Artha refers to material side of life in pursue of security. It is tightly connected with power, wealth and fame. These are also psychological issues. Kama is said to the part that is responsible for pleasure, when people are able to enjoy in full extent the blue morning sky, classical piece of music, smiling to another people, playing with children. And the last goal in life, according to Ayurveda is moksha, which concerns aspects of spiritual liberation and finding the right path in life, thinking about life after death and the overall meaning of our presence on this Earth and being who we are.

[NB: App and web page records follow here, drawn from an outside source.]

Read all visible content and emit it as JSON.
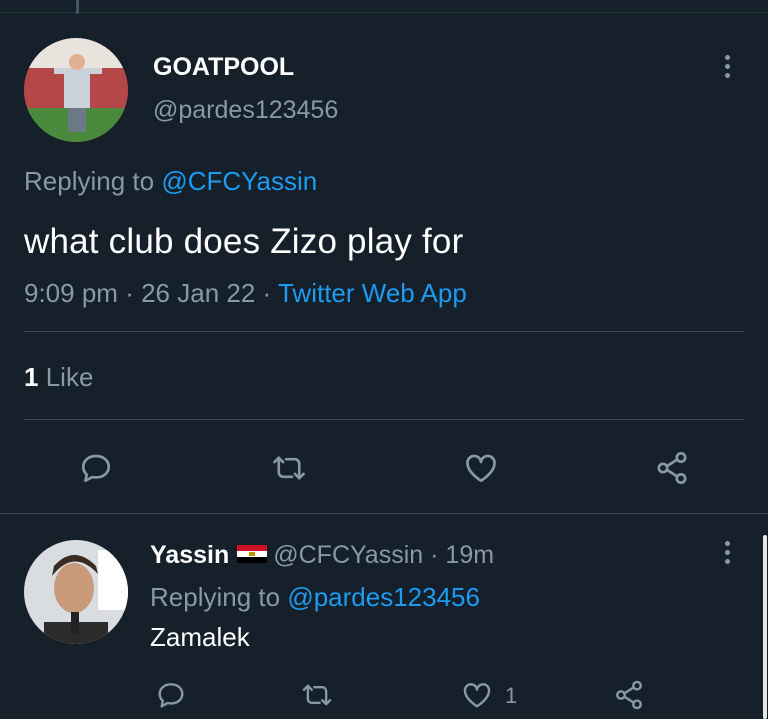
{
  "main_tweet": {
    "display_name": "GOATPOOL",
    "handle": "@pardes123456",
    "replying_prefix": "Replying to",
    "replying_to": "@CFCYassin",
    "text": "what club does Zizo play for",
    "time": "9:09 pm",
    "date": "26 Jan 22",
    "source": "Twitter Web App",
    "likes_count": "1",
    "likes_label": "Like"
  },
  "reply_tweet": {
    "display_name": "Yassin",
    "handle": "@CFCYassin",
    "age": "19m",
    "replying_prefix": "Replying to",
    "replying_to": "@pardes123456",
    "text": "Zamalek",
    "like_count": "1"
  },
  "separator": "·",
  "icons": {
    "more": "more-dots-icon",
    "reply": "reply-icon",
    "retweet": "retweet-icon",
    "like": "heart-icon",
    "share": "share-icon",
    "flag": "egypt-flag-icon"
  },
  "colors": {
    "background": "#15202b",
    "link": "#1d9bf0",
    "secondary_text": "#8899a6",
    "divider": "#38444d"
  }
}
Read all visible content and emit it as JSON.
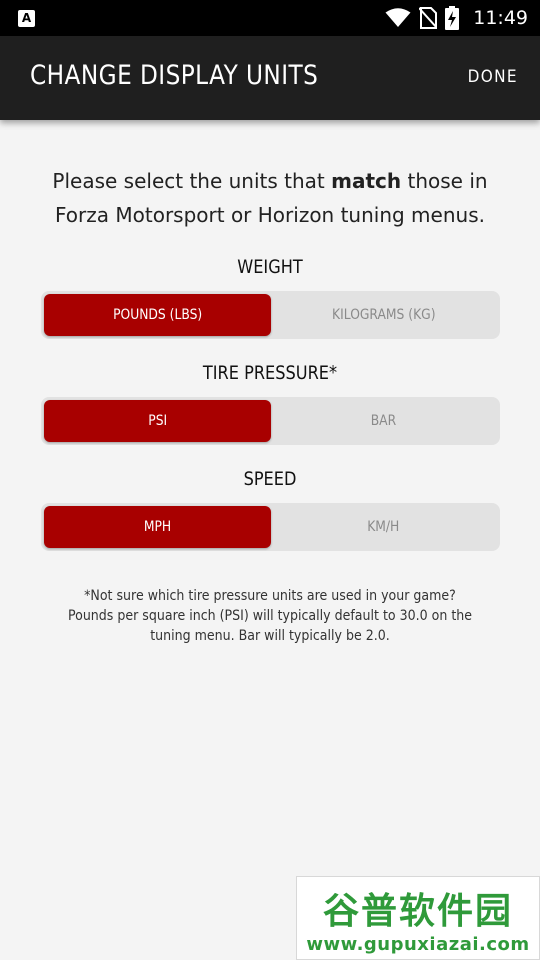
{
  "status_bar": {
    "left_icon": "A",
    "time": "11:49",
    "icons": [
      "wifi-icon",
      "no-sim-icon",
      "battery-charging-icon"
    ]
  },
  "app_bar": {
    "title": "CHANGE DISPLAY UNITS",
    "done_label": "DONE"
  },
  "intro": {
    "before": "Please select the units that ",
    "bold": "match",
    "after": " those in Forza Motorsport or Horizon tuning menus."
  },
  "sections": [
    {
      "label": "WEIGHT",
      "options": [
        "POUNDS (LBS)",
        "KILOGRAMS (KG)"
      ],
      "selected": "POUNDS (LBS)"
    },
    {
      "label": "TIRE PRESSURE*",
      "options": [
        "PSI",
        "BAR"
      ],
      "selected": "PSI"
    },
    {
      "label": "SPEED",
      "options": [
        "MPH",
        "KM/H"
      ],
      "selected": "MPH"
    }
  ],
  "footnote": "*Not sure which tire pressure units are used in your game? Pounds per square inch (PSI) will typically default to 30.0 on the tuning menu. Bar will typically be 2.0.",
  "colors": {
    "accent": "#a80000",
    "appbar": "#1f1f1f",
    "background": "#f4f4f4",
    "segment_bg": "#e2e2e2"
  },
  "watermark": {
    "title": "谷普软件园",
    "url": "www.gupuxiazai.com"
  }
}
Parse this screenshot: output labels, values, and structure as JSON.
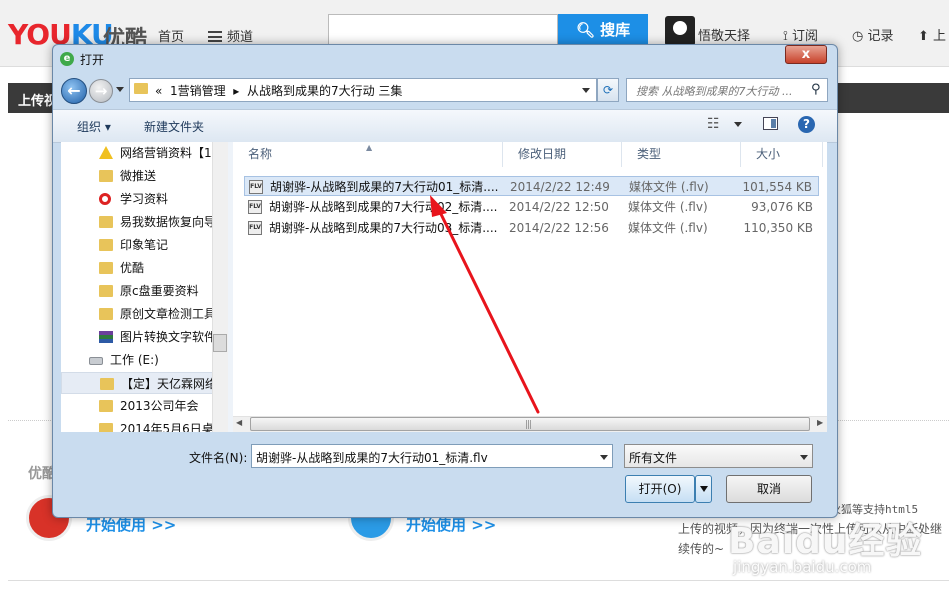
{
  "site": {
    "logo_main": "YOUKU",
    "logo_cn": "优酷",
    "nav_home": "首页",
    "nav_channel": "频道",
    "search_button": "搜库",
    "user_name": "悟敬天择",
    "nav_subscribe": "订阅",
    "nav_record": "记录",
    "nav_upload": "上",
    "dark_bar_label": "上传视",
    "section_label": "优酷",
    "start_use_1": "开始使用 >>",
    "start_use_2": "开始使用 >>",
    "right_text_1": "歌或火狐等支持html5",
    "right_text_2": "上传的视频，因为终端一次性上传可以从中断处继",
    "right_text_3": "续传的~",
    "watermark": "Baidu经验",
    "watermark_url": "jingyan.baidu.com"
  },
  "dialog": {
    "title": "打开",
    "close_label": "x",
    "address": {
      "prefix": "«",
      "segment1": "1营销管理",
      "separator": "▸",
      "segment2": "从战略到成果的7大行动 三集"
    },
    "search_placeholder": "搜索 从战略到成果的7大行动 ...",
    "toolbar": {
      "organize": "组织 ▾",
      "new_folder": "新建文件夹"
    },
    "tree": [
      {
        "label": "网络营销资料【1",
        "icon": "warning-icon"
      },
      {
        "label": "微推送",
        "icon": "folder-icon"
      },
      {
        "label": "学习资料",
        "icon": "blocked-icon"
      },
      {
        "label": "易我数据恢复向导",
        "icon": "folder-icon"
      },
      {
        "label": "印象笔记",
        "icon": "folder-icon"
      },
      {
        "label": "优酷",
        "icon": "folder-icon"
      },
      {
        "label": "原c盘重要资料",
        "icon": "folder-icon"
      },
      {
        "label": "原创文章检测工具",
        "icon": "folder-icon"
      },
      {
        "label": "图片转换文字软件",
        "icon": "winrar-icon"
      },
      {
        "label": "工作 (E:)",
        "icon": "drive-icon"
      },
      {
        "label": "【定】天亿霖网络",
        "icon": "folder-icon"
      },
      {
        "label": "2013公司年会",
        "icon": "folder-icon"
      },
      {
        "label": "2014年5月6日桌",
        "icon": "folder-icon"
      }
    ],
    "columns": {
      "name": "名称",
      "modified": "修改日期",
      "type": "类型",
      "size": "大小"
    },
    "files": [
      {
        "name": "胡谢骅-从战略到成果的7大行动01_标清....",
        "modified": "2014/2/22 12:49",
        "type": "媒体文件 (.flv)",
        "size": "101,554 KB",
        "icon_text": "FLV"
      },
      {
        "name": "胡谢骅-从战略到成果的7大行动02_标清....",
        "modified": "2014/2/22 12:50",
        "type": "媒体文件 (.flv)",
        "size": "93,076 KB",
        "icon_text": "FLV"
      },
      {
        "name": "胡谢骅-从战略到成果的7大行动03_标清....",
        "modified": "2014/2/22 12:56",
        "type": "媒体文件 (.flv)",
        "size": "110,350 KB",
        "icon_text": "FLV"
      }
    ],
    "filename_label": "文件名(N):",
    "filename_value": "胡谢骅-从战略到成果的7大行动01_标清.flv",
    "filetype_value": "所有文件",
    "open_button": "打开(O)",
    "cancel_button": "取消"
  },
  "annotation": {
    "arrow_color": "#e8141c"
  }
}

The understanding of the human nature and human body by Ayurvedic tradition is quite different form that of the Western one. Ayurveda understands the relationship between the microcosm of the human ‘bodymind’ and the macrocosm of the external world through the Law of Like and Unlike. A substance is seen as a carrier of a number of qualities, called gunas. The law looks at the gunas of a thing in order to see how it will influence the microcosm of the human ‘bodymind’. (Matthews, 2003, p. 21).

The approach to treatment differs as well. Ayurveda emphasizes on usage of herbs for treatment of different diseases instead of antibiotics. Even though Ayurvedic practices cannot completely substitute Western medicine, it at least can propose healthier solutions for different pills. Nowadays many researches are being held on this regard, and herbs are gaining more and more popularity. It has been noted, that microbes are becoming more resistant to conventional antibiotics, and this require constant improvements. Herbal antibiotics cannot be alternative to conventional antibiotics, but definitely can complement them. As complementary mean, herbal antibiotics can be used to improve the compliance of various drugs, when having a long-term treatment process, improve and strengthen immune system, prevent upper respiratory tract recurrent infections and what is the most important- to assists patients to recover faster after the treatment process was finished.

In the conclusion I would like to summarize that Ayurveda is the science of healing and the philosophy of life. It covers all main aspects not just of the human-beings’ health, but also of their spiritual enlightenment and development. It is the mean to live a happy life, full of love, health, wealth and bright colors.

Various researches and investigation reveal that Ayurvedic herbal drugs can be successful used as the complement to traditional Western medicine. I am sure that it is not the end, but the beginning of integration of Ayurveda and Eastern philosophy of life to the Western world, and I am sure that further integration process will be only beneficial to the well-being and health of people from all over the world.


  • Matthews, S. (2003). 1 Ayurveda. In An Introduction to Complementary Medicine, Robson, T. (Ed.) (pp. 15-32). Crows Nest, N.S.W.: Allen & Unwin.
  • Lad, V. (1985). Ayurveda: The Science of Self-healing. Wisconsin: Lotus Press.
  • Svoboda, R. (1992). Ayurveda: Life Health and Longevity. London: Arkana.